Social media has allowed (primarily female) founders and creators to galvanize the women’s sports community and spark significant social media conversation around women’s sports. It has democratized the creation and dissemination of sports media coverage and therefore, as Wasserman’s report reveals, helped bridge the sports media coverage gap. Thanks to social media (and those who have harnessed it as a tool), women's sports are no longer an afterthought, but are slowly becoming a central component of the sports media landscape.
In an interview with Ensemble, pro Rugby player and TikTok superstar Ilona Maher said, "Myself and others, like the Black Ferns, we're using these big moments like the Olympics and this Rugby World Cup, to push ourselves and our brands forward which is not selfish in any way – it's smart and it's business wise because we're in a sport that doesn't make a lot of money, especially for females, so it takes that social media, it takes putting ourselves out there to make an impact for your life and to make money."

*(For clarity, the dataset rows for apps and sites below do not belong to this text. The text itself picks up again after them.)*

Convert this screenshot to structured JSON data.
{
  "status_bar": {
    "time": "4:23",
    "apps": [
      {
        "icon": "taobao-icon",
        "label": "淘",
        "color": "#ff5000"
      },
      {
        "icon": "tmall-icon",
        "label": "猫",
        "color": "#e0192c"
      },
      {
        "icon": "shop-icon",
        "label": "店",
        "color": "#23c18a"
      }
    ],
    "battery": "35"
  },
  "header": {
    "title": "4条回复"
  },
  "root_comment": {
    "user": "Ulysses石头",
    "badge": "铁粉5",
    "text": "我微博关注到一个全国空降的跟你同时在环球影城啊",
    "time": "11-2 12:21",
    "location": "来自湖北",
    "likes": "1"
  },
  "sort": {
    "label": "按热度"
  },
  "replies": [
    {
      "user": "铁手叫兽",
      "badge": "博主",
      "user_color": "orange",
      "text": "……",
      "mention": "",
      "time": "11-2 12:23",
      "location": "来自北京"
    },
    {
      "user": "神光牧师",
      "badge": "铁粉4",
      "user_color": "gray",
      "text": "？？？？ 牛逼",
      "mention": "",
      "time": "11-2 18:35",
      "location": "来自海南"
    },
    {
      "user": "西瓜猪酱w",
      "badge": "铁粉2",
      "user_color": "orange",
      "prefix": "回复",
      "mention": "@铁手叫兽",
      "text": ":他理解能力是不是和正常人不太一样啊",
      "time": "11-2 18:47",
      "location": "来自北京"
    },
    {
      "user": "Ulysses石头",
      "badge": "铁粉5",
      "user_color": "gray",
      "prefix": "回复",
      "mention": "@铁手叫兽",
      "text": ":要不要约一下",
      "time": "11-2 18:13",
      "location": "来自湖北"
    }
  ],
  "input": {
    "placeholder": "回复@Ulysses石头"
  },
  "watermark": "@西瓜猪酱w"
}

What I’m taking away from all of this is that while it’s wonderful that total media coverage of women’s sports has grown from 4% to 15%, we still have a long way to go until equity is achieved. And while candidly, I’m a bit disheartened by the nominal contributions that traditional sports media outlets have made to this growth, I am more optimistic than ever that it is possible to close the gender media gap in sports. The work that the non-institutionalized women’s sports media community is doing is working. Women’s sports coverage provided by athletes, creators, emerging media companies and fans are pushing the women’s sports industry forward, and I promise you, we won’t stop until there is parity.
About Caroline Fitzgerald
Caroline Fitzgerald (she/her) is a contributing writer for Parity and the CEO & Founder of GOALS - a women's sports marketing consultancy & media platform. Caroline launched GOALS in 2020 after recognizing that there was an opportunity to help women's sports teams sign more sponsorship deals - and help brands see the business value around investing in women's sports. GOALS also produces the leading women's sports business podcast - The Business Case for Women's Sports, which is presented by Ally. For more information on GOALS, visit https://goals-sports.com or follow on Instagram, LinkedIn, Facebook, X (formerly Twitter) and Threads.
Minority-founded in 2020, Parity's mission is to close the gender income and opportunity gap in professional sports. By developing high-impact collaborations between brands, professional women athletes and their fans, Parity has proudly put more than $2 million in the pockets of women athletes, attracting dozens of brands to the movement in the process. The platform offers connections to more than 850 women athletes from 70+ sports, including well over 200 Olympians and Paralympians. For more information on how to tap into the rapidly rising influence and popularity of women athletes, visit https://paritynow.co or follow us on Instagram, LinkedIn, Facebook, X (formerly Twitter) and Threads.